Segment Start: MATERIAL PROVIDED

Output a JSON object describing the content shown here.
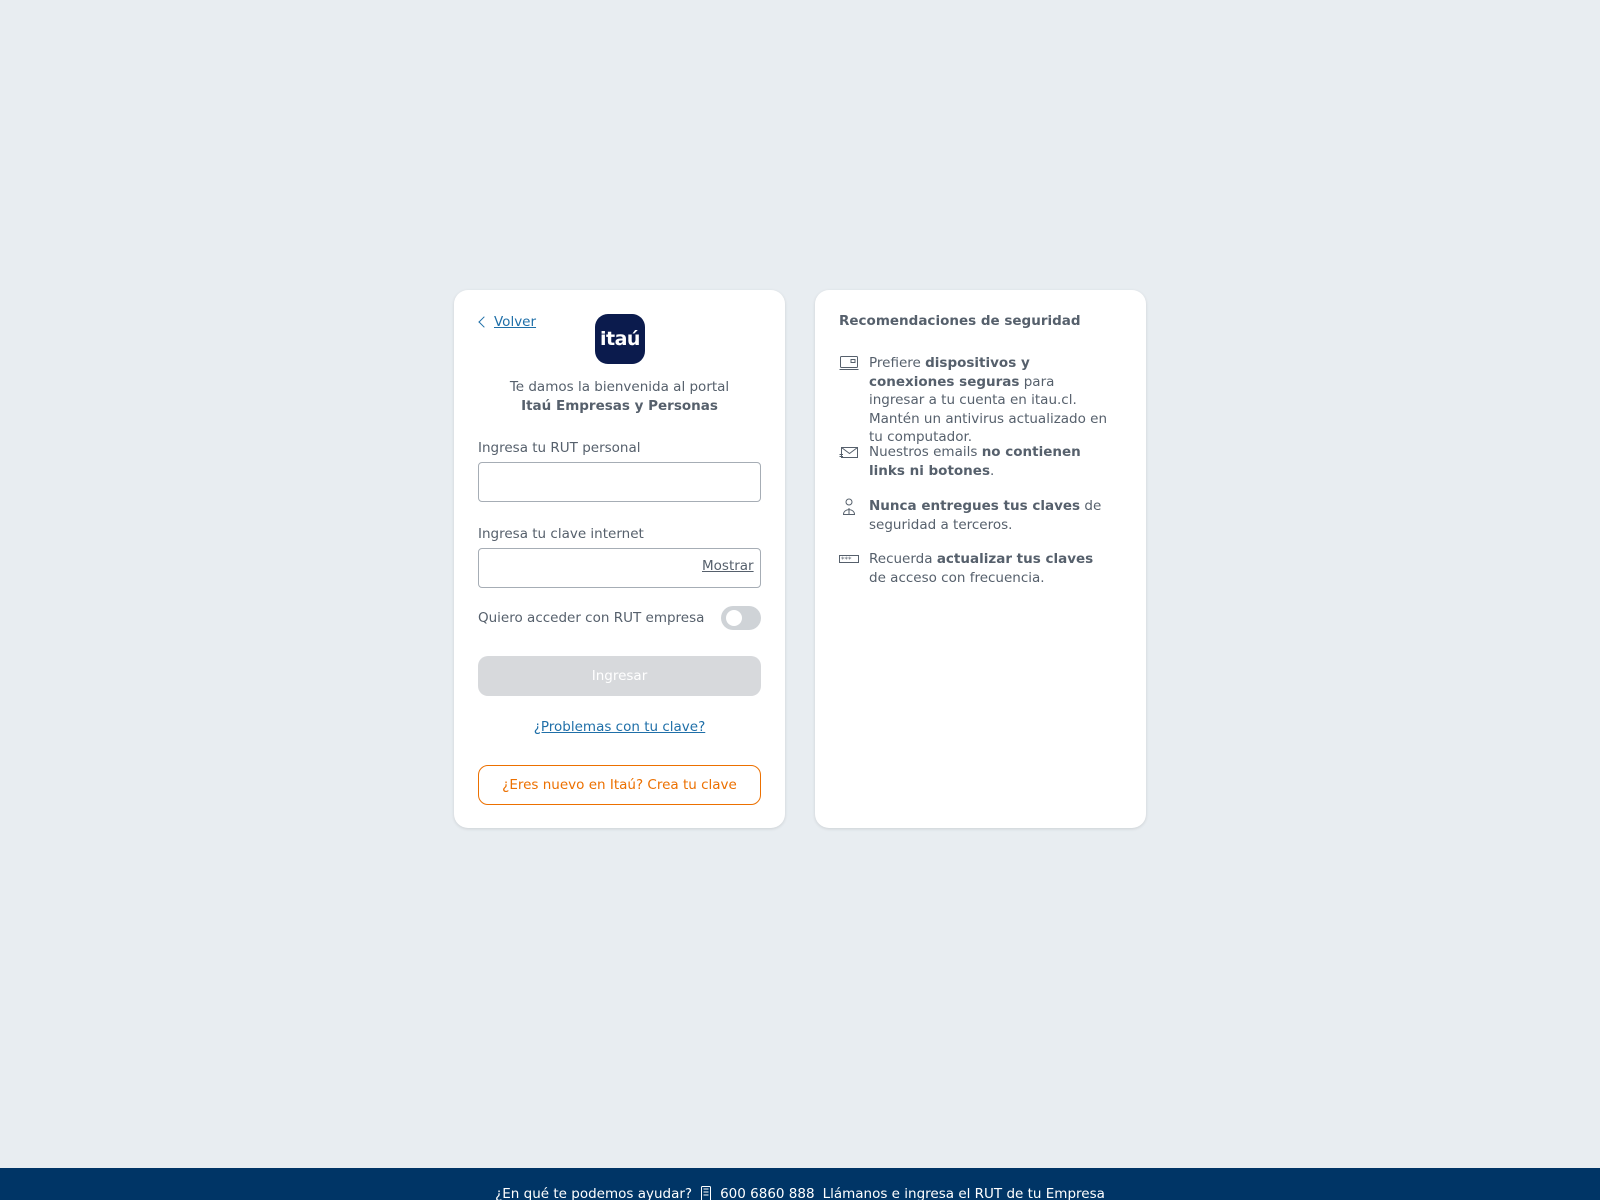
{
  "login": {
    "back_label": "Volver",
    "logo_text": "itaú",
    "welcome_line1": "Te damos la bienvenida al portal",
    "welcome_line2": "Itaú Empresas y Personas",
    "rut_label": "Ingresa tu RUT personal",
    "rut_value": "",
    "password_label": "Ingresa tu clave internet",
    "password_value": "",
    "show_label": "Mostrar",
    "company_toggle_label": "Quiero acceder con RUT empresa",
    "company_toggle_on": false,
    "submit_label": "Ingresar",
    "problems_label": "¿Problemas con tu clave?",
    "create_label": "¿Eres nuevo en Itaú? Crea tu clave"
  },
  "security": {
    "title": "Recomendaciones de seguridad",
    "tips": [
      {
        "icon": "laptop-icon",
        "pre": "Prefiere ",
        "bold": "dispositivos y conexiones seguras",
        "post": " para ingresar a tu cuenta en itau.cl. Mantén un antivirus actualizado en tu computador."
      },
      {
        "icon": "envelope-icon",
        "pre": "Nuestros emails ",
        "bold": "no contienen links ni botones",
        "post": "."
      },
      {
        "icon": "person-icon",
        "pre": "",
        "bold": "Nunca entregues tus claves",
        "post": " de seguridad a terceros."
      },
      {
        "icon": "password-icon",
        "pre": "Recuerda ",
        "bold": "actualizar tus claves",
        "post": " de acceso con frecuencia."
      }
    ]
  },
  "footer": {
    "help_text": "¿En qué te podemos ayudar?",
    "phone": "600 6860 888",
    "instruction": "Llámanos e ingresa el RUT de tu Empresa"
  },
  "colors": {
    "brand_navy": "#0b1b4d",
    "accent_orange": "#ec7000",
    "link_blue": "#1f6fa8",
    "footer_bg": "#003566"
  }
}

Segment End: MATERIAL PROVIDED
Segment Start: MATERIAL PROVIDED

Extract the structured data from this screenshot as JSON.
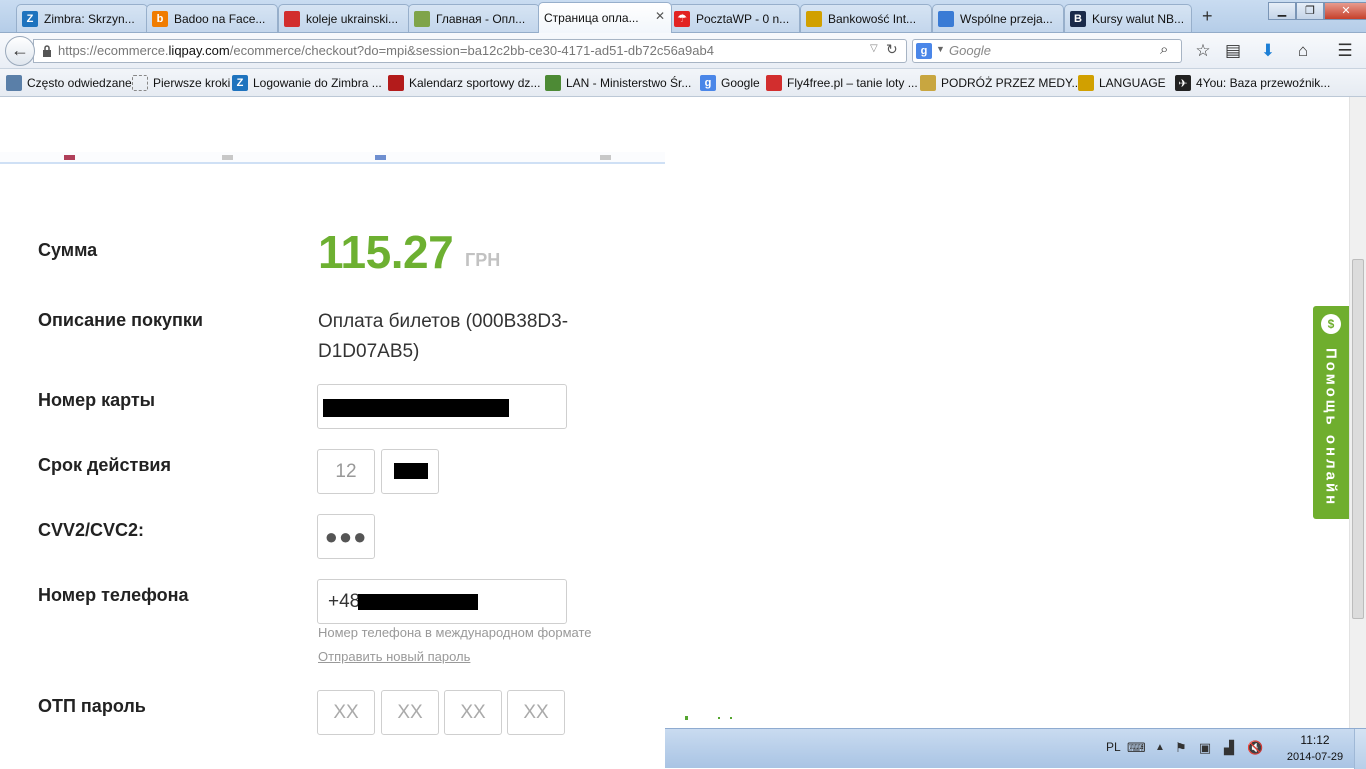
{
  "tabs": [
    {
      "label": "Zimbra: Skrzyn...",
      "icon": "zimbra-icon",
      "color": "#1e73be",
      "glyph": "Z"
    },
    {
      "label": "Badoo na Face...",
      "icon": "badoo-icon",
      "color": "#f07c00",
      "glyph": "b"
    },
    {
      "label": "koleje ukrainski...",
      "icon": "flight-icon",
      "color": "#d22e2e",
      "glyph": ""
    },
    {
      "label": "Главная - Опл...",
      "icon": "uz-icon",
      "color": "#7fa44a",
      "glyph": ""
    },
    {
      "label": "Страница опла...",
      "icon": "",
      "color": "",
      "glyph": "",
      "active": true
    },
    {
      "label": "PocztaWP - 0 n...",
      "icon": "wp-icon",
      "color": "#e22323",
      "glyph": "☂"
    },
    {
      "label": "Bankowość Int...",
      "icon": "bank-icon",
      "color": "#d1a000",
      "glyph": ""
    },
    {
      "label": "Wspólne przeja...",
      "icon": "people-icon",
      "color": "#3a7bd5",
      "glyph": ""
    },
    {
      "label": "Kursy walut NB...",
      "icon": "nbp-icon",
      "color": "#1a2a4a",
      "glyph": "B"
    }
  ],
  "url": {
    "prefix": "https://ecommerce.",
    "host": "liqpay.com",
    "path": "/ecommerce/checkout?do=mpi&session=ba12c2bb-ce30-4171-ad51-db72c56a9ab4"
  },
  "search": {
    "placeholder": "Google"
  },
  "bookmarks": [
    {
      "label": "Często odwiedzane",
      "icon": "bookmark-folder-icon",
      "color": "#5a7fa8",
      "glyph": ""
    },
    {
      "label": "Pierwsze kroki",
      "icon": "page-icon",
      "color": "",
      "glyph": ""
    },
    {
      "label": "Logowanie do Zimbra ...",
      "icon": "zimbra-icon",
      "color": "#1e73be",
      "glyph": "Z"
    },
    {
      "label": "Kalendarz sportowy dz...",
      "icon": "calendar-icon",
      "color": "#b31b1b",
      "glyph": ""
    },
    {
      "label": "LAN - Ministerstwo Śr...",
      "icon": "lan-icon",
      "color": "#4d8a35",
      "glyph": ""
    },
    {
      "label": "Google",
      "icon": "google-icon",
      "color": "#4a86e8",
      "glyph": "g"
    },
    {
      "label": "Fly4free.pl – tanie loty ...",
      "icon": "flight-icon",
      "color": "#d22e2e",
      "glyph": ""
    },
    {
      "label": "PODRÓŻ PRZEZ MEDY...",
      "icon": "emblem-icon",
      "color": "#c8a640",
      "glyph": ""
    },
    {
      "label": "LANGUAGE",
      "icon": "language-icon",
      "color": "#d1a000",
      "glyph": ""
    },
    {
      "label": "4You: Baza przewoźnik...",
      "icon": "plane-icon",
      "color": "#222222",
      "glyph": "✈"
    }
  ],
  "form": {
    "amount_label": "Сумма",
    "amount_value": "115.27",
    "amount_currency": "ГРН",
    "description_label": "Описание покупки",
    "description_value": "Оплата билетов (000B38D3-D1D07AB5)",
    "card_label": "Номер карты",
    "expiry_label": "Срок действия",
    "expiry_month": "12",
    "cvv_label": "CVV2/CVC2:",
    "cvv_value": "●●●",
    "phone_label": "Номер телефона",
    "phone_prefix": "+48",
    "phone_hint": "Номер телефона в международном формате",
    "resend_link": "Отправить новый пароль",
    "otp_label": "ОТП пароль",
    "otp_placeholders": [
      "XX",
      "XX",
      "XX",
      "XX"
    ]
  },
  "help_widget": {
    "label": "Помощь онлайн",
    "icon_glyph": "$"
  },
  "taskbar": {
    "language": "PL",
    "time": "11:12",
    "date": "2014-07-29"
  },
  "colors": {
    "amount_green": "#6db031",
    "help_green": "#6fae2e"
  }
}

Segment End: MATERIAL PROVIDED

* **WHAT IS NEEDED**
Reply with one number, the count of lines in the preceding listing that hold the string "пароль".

* **EXERCISE RESPONSE**
2